From the highschool that she no longer attends (where the only classes we see being taught are parenting and marching practice - complete with rifles), to the chopping of wood, to the ever growing assortment of animals huddled around the shanty-like houses for warmth, it’s a world I can relate to (did I mention my family’s collection of expired vehicles, empty chicken coop, and eight cats?).

But white trash, left on its own for centuries, becomes something more...something with distinct and incomparable ballads sung in belted Southern accents, with a soft lilt of banjo music throughout. The characters lurk at doorways like vampires, waiting to be invited in, and the cussing is interspersed with ‘sirs’ and ‘ma’ams,’ because, despite the overwhelming poverty, there is no lack of culture here.

“Kneel down like you’re praying,” the main character tells her brother and sister as she teaches them survival skills, which in this case is learning to shoot. As she asks about after her father, we’re made painfully aware that this is a man’s world, where women mill around the periphery like watchdogs, and that the only reason Ree is doing the asking is that she has no men to do it for her.

The most painful part of the movie, for me, is when Ree sees her only glimmer of hope, joining the American Army (and getting a $40,000 bonus for 5 years of her life), dissolve before her; she has two kids to raise and no parent able to sign her up (as she’s still a minor). The money, while promised, would be months away, and there’s no way to take the kids with her to training. The recruiter tells her she’d best stay home, and Ree doesn’t bat an eye, but I cried.

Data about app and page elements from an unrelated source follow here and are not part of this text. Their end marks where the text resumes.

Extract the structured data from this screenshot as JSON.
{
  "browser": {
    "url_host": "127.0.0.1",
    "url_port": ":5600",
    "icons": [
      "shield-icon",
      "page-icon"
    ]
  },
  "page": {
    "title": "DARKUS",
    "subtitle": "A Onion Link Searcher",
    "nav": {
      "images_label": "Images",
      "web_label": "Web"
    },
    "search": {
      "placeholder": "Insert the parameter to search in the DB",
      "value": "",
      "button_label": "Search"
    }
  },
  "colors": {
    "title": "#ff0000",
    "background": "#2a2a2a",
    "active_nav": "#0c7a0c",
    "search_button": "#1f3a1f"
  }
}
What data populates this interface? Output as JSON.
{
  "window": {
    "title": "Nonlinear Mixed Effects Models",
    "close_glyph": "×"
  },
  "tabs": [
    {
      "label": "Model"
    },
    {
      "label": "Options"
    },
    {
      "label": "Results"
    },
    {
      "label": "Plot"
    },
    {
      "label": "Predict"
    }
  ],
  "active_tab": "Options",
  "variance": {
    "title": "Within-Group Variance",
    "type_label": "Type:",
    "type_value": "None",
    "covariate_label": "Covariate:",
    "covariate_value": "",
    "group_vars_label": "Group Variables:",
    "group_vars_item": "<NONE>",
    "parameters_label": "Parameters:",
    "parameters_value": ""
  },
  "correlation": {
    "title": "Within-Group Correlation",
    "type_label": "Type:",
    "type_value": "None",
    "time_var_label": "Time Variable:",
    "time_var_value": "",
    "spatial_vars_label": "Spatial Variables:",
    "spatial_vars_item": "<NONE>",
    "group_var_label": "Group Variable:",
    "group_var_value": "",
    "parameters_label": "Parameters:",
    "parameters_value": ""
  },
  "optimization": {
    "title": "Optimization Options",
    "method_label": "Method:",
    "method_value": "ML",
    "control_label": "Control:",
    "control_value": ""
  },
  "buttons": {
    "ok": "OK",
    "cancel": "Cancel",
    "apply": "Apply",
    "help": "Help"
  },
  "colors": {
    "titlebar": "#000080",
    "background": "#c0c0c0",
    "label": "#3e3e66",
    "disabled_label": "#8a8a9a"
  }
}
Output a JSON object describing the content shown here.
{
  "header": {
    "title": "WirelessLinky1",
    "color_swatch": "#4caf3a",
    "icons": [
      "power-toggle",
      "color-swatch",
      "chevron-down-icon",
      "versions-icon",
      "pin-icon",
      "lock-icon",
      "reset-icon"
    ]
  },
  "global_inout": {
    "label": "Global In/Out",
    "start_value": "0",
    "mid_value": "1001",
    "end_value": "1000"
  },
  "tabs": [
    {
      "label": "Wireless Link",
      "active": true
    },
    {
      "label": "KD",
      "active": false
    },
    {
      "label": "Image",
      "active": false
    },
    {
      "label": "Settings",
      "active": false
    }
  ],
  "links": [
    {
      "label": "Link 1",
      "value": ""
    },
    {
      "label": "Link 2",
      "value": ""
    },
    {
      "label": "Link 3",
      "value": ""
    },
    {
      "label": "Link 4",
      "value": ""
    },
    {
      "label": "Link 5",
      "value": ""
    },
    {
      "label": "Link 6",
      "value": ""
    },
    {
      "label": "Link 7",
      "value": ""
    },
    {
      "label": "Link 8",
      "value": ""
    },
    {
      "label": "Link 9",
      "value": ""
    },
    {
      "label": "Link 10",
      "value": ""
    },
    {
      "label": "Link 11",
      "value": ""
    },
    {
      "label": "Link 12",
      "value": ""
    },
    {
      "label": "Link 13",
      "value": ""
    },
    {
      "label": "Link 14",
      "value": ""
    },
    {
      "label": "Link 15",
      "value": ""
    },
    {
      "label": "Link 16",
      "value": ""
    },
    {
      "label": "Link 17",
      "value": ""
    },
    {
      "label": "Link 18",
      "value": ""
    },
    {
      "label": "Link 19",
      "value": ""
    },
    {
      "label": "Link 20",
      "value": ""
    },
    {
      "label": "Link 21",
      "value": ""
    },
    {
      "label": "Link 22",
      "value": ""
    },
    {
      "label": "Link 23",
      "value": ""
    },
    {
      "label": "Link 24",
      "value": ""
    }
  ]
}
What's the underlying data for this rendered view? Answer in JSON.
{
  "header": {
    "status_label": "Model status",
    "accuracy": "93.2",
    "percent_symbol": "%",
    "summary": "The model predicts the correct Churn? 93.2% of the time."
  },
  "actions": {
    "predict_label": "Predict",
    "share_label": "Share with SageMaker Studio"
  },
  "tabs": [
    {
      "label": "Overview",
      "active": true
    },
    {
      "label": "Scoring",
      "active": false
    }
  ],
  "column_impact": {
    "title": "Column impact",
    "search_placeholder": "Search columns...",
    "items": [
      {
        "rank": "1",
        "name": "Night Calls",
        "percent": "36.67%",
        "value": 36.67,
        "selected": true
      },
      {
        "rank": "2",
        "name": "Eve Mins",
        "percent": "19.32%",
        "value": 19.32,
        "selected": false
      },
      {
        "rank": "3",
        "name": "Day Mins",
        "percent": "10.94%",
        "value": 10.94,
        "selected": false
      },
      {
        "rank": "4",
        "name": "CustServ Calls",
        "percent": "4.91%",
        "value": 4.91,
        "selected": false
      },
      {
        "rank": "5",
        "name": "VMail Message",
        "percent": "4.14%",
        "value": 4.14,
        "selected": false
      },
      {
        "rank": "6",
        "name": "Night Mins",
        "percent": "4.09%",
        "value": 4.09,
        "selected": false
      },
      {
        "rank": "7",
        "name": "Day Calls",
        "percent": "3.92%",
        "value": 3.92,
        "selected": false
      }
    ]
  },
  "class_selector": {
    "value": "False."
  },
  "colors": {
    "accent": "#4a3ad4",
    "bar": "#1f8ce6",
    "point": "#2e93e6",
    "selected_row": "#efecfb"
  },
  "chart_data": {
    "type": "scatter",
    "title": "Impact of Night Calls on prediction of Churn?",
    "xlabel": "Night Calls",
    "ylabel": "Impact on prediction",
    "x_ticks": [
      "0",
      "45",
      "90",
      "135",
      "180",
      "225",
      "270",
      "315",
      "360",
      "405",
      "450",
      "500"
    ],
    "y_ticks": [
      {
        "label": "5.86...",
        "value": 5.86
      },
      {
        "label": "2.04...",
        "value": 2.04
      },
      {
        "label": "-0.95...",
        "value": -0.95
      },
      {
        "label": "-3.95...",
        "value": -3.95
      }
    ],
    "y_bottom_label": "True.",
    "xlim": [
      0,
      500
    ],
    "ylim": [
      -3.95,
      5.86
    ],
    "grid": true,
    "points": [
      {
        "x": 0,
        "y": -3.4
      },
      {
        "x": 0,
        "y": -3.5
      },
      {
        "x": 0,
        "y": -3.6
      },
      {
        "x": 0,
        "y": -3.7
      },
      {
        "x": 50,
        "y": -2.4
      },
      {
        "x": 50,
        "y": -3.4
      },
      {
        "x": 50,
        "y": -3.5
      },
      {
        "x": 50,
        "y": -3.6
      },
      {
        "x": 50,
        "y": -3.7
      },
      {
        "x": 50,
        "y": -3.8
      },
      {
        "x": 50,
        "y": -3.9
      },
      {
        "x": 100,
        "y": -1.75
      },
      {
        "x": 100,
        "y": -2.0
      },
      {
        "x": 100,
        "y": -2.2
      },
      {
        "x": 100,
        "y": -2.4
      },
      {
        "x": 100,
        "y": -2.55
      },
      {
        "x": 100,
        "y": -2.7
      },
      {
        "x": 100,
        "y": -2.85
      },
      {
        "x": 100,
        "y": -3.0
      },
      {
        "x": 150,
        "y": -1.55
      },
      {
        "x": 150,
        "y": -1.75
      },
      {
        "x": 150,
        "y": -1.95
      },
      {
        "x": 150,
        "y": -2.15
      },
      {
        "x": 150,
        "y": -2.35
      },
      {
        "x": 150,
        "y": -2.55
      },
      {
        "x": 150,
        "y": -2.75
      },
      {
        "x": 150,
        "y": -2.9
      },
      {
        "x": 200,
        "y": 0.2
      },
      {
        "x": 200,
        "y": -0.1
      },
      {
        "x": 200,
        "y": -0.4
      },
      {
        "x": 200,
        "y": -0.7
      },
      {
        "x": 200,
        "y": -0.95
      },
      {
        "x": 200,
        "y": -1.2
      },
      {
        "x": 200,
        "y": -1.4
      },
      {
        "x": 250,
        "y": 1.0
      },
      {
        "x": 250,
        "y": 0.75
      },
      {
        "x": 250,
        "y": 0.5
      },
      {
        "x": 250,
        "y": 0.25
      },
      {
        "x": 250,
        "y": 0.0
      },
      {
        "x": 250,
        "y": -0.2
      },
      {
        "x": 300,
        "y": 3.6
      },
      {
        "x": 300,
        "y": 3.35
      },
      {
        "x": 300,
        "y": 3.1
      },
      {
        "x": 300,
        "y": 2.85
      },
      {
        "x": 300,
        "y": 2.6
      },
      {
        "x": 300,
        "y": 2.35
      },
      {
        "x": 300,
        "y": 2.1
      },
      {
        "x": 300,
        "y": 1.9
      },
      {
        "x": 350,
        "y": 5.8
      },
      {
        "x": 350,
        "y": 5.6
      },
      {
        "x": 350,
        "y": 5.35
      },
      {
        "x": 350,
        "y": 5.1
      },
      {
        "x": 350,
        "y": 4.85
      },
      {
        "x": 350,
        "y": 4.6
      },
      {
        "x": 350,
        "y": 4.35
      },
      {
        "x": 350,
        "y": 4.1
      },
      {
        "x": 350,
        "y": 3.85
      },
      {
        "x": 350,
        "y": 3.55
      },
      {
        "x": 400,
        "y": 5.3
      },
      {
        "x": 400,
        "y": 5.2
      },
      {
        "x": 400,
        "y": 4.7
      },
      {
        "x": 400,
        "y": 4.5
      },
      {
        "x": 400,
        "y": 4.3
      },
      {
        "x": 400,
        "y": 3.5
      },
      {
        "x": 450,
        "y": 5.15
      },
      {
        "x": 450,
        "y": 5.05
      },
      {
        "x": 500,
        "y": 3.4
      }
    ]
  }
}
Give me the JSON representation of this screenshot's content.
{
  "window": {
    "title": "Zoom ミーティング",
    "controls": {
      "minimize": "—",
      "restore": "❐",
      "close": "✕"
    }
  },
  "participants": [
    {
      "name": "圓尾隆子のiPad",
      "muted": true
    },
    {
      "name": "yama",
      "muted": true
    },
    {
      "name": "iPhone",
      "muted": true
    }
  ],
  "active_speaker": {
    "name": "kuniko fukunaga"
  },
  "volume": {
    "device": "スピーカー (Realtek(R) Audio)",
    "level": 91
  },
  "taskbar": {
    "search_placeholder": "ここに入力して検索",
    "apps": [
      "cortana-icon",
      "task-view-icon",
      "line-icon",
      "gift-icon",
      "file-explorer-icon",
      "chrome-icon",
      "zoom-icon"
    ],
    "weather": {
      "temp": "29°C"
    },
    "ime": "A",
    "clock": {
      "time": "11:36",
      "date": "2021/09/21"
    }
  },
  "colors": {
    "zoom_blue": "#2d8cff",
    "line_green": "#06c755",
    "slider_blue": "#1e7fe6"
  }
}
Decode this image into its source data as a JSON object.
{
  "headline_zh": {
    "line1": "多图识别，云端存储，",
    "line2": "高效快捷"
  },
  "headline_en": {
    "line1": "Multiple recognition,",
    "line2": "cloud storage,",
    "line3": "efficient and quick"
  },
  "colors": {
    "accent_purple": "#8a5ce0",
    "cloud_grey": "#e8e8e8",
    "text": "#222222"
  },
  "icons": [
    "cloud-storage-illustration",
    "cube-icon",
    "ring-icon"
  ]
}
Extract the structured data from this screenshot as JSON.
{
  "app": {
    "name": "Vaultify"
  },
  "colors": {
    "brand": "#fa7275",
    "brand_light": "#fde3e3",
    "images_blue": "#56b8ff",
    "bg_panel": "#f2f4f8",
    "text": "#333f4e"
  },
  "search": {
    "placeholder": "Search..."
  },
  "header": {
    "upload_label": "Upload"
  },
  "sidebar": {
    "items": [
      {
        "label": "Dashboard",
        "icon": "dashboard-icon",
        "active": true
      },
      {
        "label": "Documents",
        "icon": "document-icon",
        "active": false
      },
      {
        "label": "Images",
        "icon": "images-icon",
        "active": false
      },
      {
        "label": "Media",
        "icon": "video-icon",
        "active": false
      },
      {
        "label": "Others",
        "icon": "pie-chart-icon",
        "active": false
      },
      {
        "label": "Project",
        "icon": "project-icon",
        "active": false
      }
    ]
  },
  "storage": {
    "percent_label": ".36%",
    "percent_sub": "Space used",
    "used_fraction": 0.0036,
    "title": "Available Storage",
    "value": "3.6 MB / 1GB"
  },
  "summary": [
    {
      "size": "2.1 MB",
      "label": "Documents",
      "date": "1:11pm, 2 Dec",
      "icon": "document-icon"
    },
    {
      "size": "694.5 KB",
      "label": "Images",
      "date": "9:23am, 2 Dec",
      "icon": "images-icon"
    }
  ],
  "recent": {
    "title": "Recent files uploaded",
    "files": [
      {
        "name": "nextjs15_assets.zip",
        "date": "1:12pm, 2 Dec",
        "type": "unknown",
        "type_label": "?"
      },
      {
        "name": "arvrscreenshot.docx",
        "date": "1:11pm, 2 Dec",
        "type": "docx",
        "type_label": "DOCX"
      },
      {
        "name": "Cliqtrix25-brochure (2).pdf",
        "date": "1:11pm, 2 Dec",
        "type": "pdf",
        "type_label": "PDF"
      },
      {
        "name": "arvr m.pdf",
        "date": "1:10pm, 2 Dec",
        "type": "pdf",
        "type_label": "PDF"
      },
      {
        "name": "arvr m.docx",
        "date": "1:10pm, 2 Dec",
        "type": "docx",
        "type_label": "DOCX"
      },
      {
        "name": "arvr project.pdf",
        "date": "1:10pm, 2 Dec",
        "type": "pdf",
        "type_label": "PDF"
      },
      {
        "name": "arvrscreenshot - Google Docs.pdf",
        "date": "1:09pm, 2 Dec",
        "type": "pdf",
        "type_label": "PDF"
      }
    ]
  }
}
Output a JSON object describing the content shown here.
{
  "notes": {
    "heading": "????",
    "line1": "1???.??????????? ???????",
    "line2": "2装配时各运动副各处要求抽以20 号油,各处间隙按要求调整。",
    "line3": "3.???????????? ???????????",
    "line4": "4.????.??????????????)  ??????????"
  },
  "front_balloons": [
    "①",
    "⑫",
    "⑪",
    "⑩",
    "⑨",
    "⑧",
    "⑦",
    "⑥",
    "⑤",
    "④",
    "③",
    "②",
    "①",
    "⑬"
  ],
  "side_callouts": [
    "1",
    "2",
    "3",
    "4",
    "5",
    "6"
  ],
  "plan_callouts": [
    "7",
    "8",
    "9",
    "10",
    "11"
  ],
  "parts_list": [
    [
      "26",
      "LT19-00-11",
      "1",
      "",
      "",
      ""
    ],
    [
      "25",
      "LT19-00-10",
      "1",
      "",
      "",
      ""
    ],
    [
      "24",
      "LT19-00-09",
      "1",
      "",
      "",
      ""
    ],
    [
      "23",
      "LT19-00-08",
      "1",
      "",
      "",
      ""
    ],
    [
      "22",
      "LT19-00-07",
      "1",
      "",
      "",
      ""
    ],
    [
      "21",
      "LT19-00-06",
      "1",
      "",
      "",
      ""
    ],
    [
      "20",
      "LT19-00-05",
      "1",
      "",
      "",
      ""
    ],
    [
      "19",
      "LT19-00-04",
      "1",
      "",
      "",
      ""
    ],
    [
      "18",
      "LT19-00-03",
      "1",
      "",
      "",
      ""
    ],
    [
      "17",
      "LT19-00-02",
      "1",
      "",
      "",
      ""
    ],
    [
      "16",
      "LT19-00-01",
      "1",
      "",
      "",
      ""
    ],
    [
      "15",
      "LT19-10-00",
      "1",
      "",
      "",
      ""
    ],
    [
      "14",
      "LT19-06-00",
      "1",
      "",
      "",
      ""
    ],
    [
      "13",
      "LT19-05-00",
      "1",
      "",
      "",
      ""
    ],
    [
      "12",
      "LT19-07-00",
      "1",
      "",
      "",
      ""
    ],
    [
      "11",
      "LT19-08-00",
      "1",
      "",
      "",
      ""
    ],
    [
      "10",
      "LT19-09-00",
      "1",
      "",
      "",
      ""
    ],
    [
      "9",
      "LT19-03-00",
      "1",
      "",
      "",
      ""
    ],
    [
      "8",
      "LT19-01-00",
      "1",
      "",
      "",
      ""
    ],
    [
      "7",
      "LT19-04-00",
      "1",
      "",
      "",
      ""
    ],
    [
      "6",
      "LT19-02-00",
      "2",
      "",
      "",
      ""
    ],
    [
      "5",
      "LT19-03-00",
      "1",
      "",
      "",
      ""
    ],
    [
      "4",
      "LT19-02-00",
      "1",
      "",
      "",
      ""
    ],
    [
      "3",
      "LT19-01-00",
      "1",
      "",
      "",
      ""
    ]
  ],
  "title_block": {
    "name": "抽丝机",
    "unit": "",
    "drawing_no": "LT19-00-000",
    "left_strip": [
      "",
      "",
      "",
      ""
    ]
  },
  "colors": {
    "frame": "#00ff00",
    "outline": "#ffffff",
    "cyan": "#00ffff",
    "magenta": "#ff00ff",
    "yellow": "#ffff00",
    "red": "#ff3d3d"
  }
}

And when a movie can make me cry over the fact that an intelligent child can’t sign away her life to the American military in order to become a know it’s a heartbreaker.

Grade: A+